I don't really have much to say about it. I finished it a few weeks ago, and nothing really stuck with me. It's about sisters and sibling rivalry, a computer program, a hostage situation, asthmatics (really), unfaithful partners, and of course, Horn's customary shifting timelines and Jewish lore. Now, you should know, it's not bad...it just isn't as good as it could have been; as good as I want it to be. After all, she did have four years to write it. And while it is interesting, just sort of blah. Some big ideas that don't pan out. Characters that just aren't likable, but not unlikable in an interesting way.

I've often thought about changing reading tastes, and I'm sure that has something to do with my current apathetic feelings towards truly talented writers. Law school did mean a three year gap in my career as a reader; there were bound to be some shifts. And I have found some new authors that I'm excited about. Sadly, they are only new to me, most of them being already dead (John Williams, Shirley Jackson, Stella Gibbons, Tove Jansson, Herman Melville). I guess what this all means is that I should be a little more open minded about advance reader copies and maybe pick up a few from authors I've never heard of...or I could just reread Moby Dick.

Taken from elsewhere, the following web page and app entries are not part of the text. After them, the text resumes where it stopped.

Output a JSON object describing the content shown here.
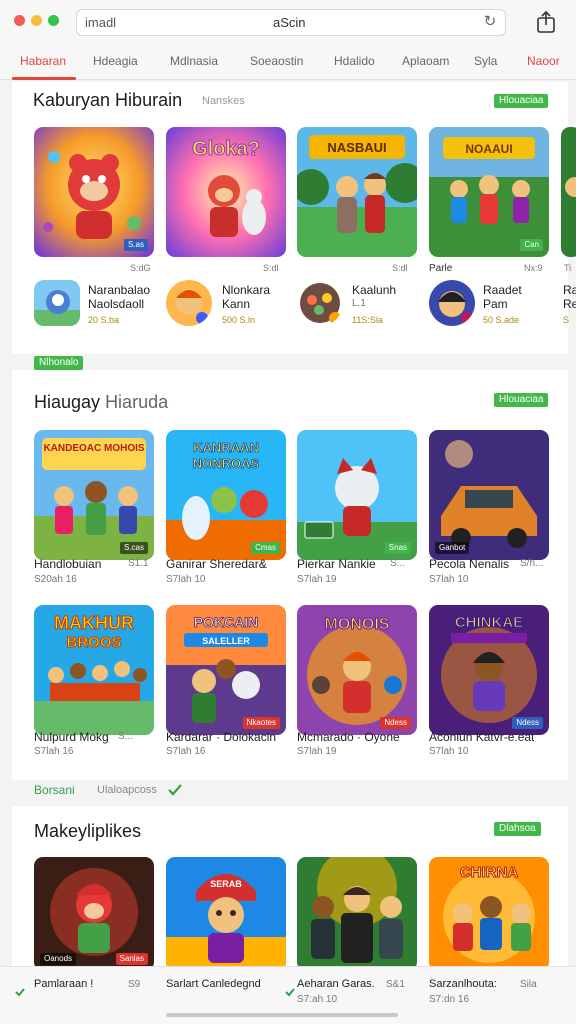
{
  "window": {
    "colors": {
      "close": "#f25c53",
      "minimize": "#f6be3b",
      "maximize": "#35c14a",
      "accent": "#e2463c",
      "badge": "#43b84a"
    }
  },
  "address_bar": {
    "left_text": "imadl",
    "center_text": "aScin"
  },
  "tabs": [
    "Habaran",
    "Hdeagia",
    "Mdlnasia",
    "Soeaostin",
    "Hdalido",
    "Aplaoam",
    "Syla",
    "Naoor"
  ],
  "section1": {
    "title": "Kaburyan Hiburain",
    "subtitle": "Nanskes",
    "badge": "Hlouaciaa",
    "card_prices": [
      "S:dG",
      "S:dl",
      "S:dl",
      "Parle",
      "Nx:9",
      "Ti"
    ],
    "apps": [
      {
        "name1": "Naranbalao",
        "name2": "Naolsdaoll",
        "meta": "20 S.ba"
      },
      {
        "name1": "Nlonkara",
        "name2": "Kann",
        "meta": "500 S.ln"
      },
      {
        "name1": "Kaalunh",
        "name2": "L.1",
        "meta": "11S:Sla"
      },
      {
        "name1": "Raadet",
        "name2": "Pam",
        "meta": "50 S.ade"
      },
      {
        "name1": "Ra",
        "name2": "Re",
        "meta": "S"
      }
    ],
    "after_badge": "Nlhonalo"
  },
  "section2": {
    "title": "Hiaugay",
    "title_light": "Hiaruda",
    "badge": "Hlouaciaa",
    "row1": [
      {
        "label": "Handlobuian",
        "price2": "S1.1",
        "price": "S20ah 16"
      },
      {
        "label": "Ganirar Sheredar&",
        "price": "S7lah 10"
      },
      {
        "label": "Pierkar Nankie",
        "price2": "S...",
        "price": "S7lah 19"
      },
      {
        "label": "Pecola Nenalis",
        "price2": "S/h...",
        "price": "S7lah 10"
      }
    ],
    "row2": [
      {
        "label": "Nulpurd Mokg",
        "price2": "S...",
        "price": "S7lah 16"
      },
      {
        "label": "Kardarar · Dolokacin",
        "price": "S7lah 16"
      },
      {
        "label": "Mcmarado · Oyone",
        "price": "S7lah 19"
      },
      {
        "label": "Aconiun Katvr-e.eat",
        "price": "S7lah 10"
      }
    ],
    "card_texts": [
      "KANDEOAC MOHOIS",
      "KANRAAN NONROAS",
      "",
      "",
      "MAKHUR BROOS",
      "POKCAIN SALELLER",
      "MONOIS",
      "CHINKAE"
    ],
    "card_tags": [
      "S.cas",
      "Cmas",
      "Snas",
      "Ganbot",
      "",
      "Nkaotes",
      "Ndess",
      "Ndess"
    ]
  },
  "recommend": {
    "green": "Borsani",
    "light": "Ulaloapcoss"
  },
  "section3": {
    "title": "Makeyliplikes",
    "badge": "Dlahsoa",
    "card_texts": [
      "",
      "SERAB",
      "",
      "CHIRNA"
    ],
    "card_tags": [
      "Oanods",
      "Sanlas",
      "",
      ""
    ],
    "items": [
      {
        "label": "Pamlaraan !",
        "price2": "S9"
      },
      {
        "label": "Sarlart Canledegnd"
      },
      {
        "label": "Aeharan Garas.",
        "price2": "S&1",
        "price": "S7:ah 10"
      },
      {
        "label": "Sarzanlhouta:",
        "price2": "Sila",
        "price": "S7:dn 16"
      }
    ]
  }
}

Friday, July 26, 2013

If You Like Boat Shoes...You'll LOVE The Killers

I've been trying to explain to people how awesome The Killers are. Mostly because they are awesome, and no one should be deprived of their awesomeness, but also because it'd be nice to have someone actually interested in what I have to say about them. So far it's an uphill battle.

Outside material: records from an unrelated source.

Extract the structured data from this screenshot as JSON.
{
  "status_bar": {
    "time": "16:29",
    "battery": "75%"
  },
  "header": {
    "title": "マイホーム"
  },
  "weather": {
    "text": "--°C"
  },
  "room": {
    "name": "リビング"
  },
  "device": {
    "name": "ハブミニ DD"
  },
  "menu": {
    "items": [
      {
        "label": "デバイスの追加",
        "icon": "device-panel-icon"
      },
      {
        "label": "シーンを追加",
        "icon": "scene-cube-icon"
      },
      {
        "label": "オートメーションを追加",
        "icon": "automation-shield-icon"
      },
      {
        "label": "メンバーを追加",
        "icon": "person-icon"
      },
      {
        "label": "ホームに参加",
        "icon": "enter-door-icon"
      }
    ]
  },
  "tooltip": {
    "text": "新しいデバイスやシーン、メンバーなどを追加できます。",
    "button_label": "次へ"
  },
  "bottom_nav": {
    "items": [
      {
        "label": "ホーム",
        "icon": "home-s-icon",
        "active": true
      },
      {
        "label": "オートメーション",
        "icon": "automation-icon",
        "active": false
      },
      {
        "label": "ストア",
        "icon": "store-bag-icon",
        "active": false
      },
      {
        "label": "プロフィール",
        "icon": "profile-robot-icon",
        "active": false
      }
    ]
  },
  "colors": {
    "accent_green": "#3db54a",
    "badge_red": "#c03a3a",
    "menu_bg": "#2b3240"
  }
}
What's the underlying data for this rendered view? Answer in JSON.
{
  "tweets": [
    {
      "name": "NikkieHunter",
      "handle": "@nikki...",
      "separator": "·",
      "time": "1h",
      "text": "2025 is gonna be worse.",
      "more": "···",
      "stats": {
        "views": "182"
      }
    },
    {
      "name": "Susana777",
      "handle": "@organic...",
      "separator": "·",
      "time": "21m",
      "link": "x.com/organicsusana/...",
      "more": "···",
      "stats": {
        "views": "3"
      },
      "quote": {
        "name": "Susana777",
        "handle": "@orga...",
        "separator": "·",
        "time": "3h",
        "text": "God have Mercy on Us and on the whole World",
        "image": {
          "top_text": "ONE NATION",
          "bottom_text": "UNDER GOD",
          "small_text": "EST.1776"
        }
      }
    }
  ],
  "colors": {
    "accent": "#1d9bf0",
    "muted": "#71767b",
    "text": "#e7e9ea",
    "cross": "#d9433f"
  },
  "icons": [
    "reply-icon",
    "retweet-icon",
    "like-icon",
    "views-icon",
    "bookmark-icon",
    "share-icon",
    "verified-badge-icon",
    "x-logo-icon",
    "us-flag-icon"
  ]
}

The other day, my attempts were focused on Carrie, who likes boat shoes. And I told her about this interview a long time ago with Brandon Flowers wearing boat shoes, basically trying to convince her that he is the reason boat shoes are so hot right now; and therefore, she should love The Killers. Sound logic, I know.

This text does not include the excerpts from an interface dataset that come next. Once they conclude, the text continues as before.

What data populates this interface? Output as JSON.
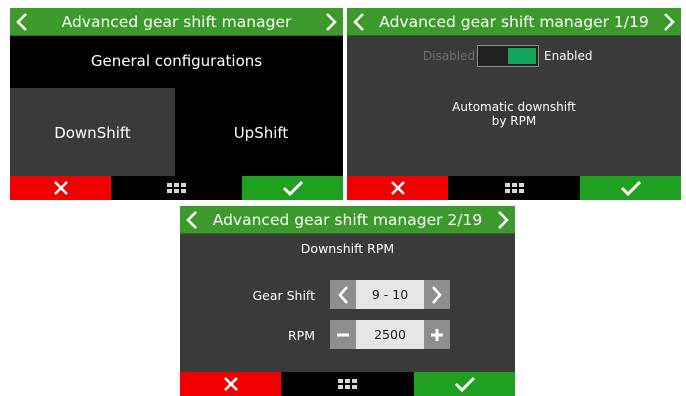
{
  "screen1": {
    "title": "Advanced gear shift manager",
    "general_label": "General configurations",
    "downshift_label": "DownShift",
    "upshift_label": "UpShift"
  },
  "screen2": {
    "title": "Advanced gear shift manager 1/19",
    "disabled_label": "Disabled",
    "enabled_label": "Enabled",
    "toggle_state": "enabled",
    "description_line1": "Automatic downshift",
    "description_line2": "by RPM"
  },
  "screen3": {
    "title": "Advanced gear shift manager 2/19",
    "subtitle": "Downshift RPM",
    "gear_shift_label": "Gear Shift",
    "gear_shift_value": "9 - 10",
    "rpm_label": "RPM",
    "rpm_value": "2500"
  },
  "colors": {
    "title_bar": "#3b9a2b",
    "cancel": "#f00000",
    "ok": "#20a020",
    "toggle_on": "#13a65b",
    "panel": "#3a3a3a"
  },
  "icons": {
    "prev": "chevron-left-icon",
    "next": "chevron-right-icon",
    "cancel": "close-icon",
    "menu": "grid-icon",
    "ok": "check-icon",
    "decrement": "minus-icon",
    "increment": "plus-icon"
  }
}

A few days later, I sent her a picture of Brandon Flowers and the aforementioned boat shoes. Here's how it goes...

Autocomplete- convenient, in that you don't have to type all the letters; and yet inconvenient, in that it shows you just how crazy you have actually gone.

And now, back to studying (Yes, I'm still blaming this mostly on the Bar Exam...mostly), but before I go...Baby Bflow and his boat shoes...

Congrats, Bflow. You did it, and it only took a decade or so.

Thursday, July 18, 2013

Dave Appreciation Post

I asked Carrie and Trish tonight, "What if after the Bar exam, I don't like The Killers anymore?" To which
Carrie said something to the effect of, "I'm sure you'll be fine."

At any rate, in case the unthinkable happens, and this was all a fever dream of stress and insanity...here is a Dave appreciation post.  I just can't get enough Dave lately.


"Sometimes it's annoying when I'll be doing a guitar solo and some people would rather watch Brandon drink a bottle of water." - Dave Keuning

From a 2005 NME interview:
Interviewer: "What brand of eyeliner do you use? Have you ever thought of bringing out a Killers brand to sell as merchandise?"
Brandon: (dead pan)  "I use a Sharpie."
Dave:  "Brandon! Now someone will try that and ruin their eyes!"

Always looking out for us...even when we don't watch his guitar solos.

PS. How excited am I about this GIF thing?!???!

Wednesday, July 17, 2013

Smells Like Home

I just went outside to throw the garbage out.  It smells like rain. That happens here about twice a year. It seems funny. In a city that gets so much rain, it almost never smells like it. It's one of the things I miss most about home; the smell of rain. That dry dust, creosote-spiced, heated-asphalt smell of rain.

Maybe because it's been awhile since it's rained; maybe because this crazy, warm summer has baked our fair city into a dried out, husk of itself. Whatever the reason, it's lovely.

And it's just like it happens in Arizona. It clearly hasn't rained at my house, but it's coming. You can smell it on the wind just like you can smell the summer monsoon, moving through the desert, heading your way.

Tuesday, July 16, 2013

Hey! Look at what I learned to do!

Clarification: I learned to embed GIFs not make GIFs.

Which means you get to enjoy my favorite thing on the internet...
Courtesy of this person.

I could watch this all day. Forever.
Please don't ask me how studying is going.

Sunday, July 14, 2013